— Instructions for the task —
Quote the entries in full, character for character, without their images.

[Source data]
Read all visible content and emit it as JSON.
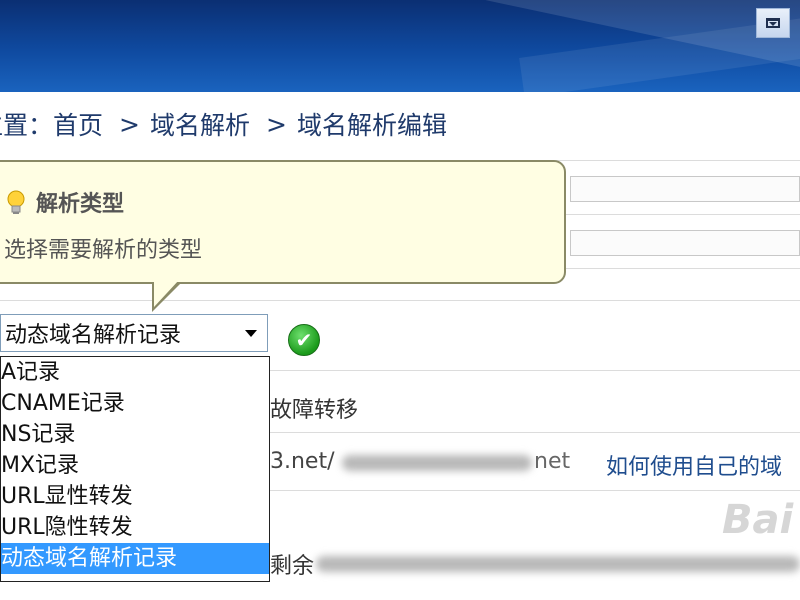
{
  "breadcrumb": {
    "prefix": "位置：",
    "items": [
      "首页",
      "域名解析",
      "域名解析编辑"
    ],
    "separator": ">"
  },
  "tooltip": {
    "title": "解析类型",
    "text": "选择需要解析的类型"
  },
  "record_type_select": {
    "value": "动态域名解析记录",
    "options": [
      "A记录",
      "CNAME记录",
      "NS记录",
      "MX记录",
      "URL显性转发",
      "URL隐性转发",
      "动态域名解析记录"
    ],
    "selected_index": 6
  },
  "background": {
    "failover_text": "故障转移",
    "domain_suffix": "3.net/",
    "domain_tail": "net",
    "help_link": "如何使用自己的域",
    "remain_text": "剩余",
    "watermark": "Bai"
  },
  "colors": {
    "header": "#0f4aa0",
    "tooltip_bg": "#fffee3",
    "selection": "#3399ff",
    "link": "#1f4d8e"
  },
  "icons": {
    "ok": "check-circle-icon",
    "tip": "lightbulb-icon",
    "window": "dropdown-window-icon"
  }
}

— Answer to this task —
Read all visible content and emit it as JSON.
{
  "breadcrumb": {
    "prefix": "位置：",
    "items": [
      "首页",
      "域名解析",
      "域名解析编辑"
    ],
    "separator": ">"
  },
  "tooltip": {
    "title": "解析类型",
    "text": "选择需要解析的类型"
  },
  "record_type_select": {
    "value": "动态域名解析记录",
    "options": [
      "A记录",
      "CNAME记录",
      "NS记录",
      "MX记录",
      "URL显性转发",
      "URL隐性转发",
      "动态域名解析记录"
    ],
    "selected_index": 6
  },
  "background": {
    "failover_text": "故障转移",
    "domain_suffix": "3.net/",
    "domain_tail": "net",
    "help_link": "如何使用自己的域",
    "remain_text": "剩余",
    "watermark": "Bai"
  },
  "colors": {
    "header": "#0f4aa0",
    "tooltip_bg": "#fffee3",
    "selection": "#3399ff",
    "link": "#1f4d8e"
  },
  "icons": {
    "ok": "check-circle-icon",
    "tip": "lightbulb-icon",
    "window": "dropdown-window-icon"
  }
}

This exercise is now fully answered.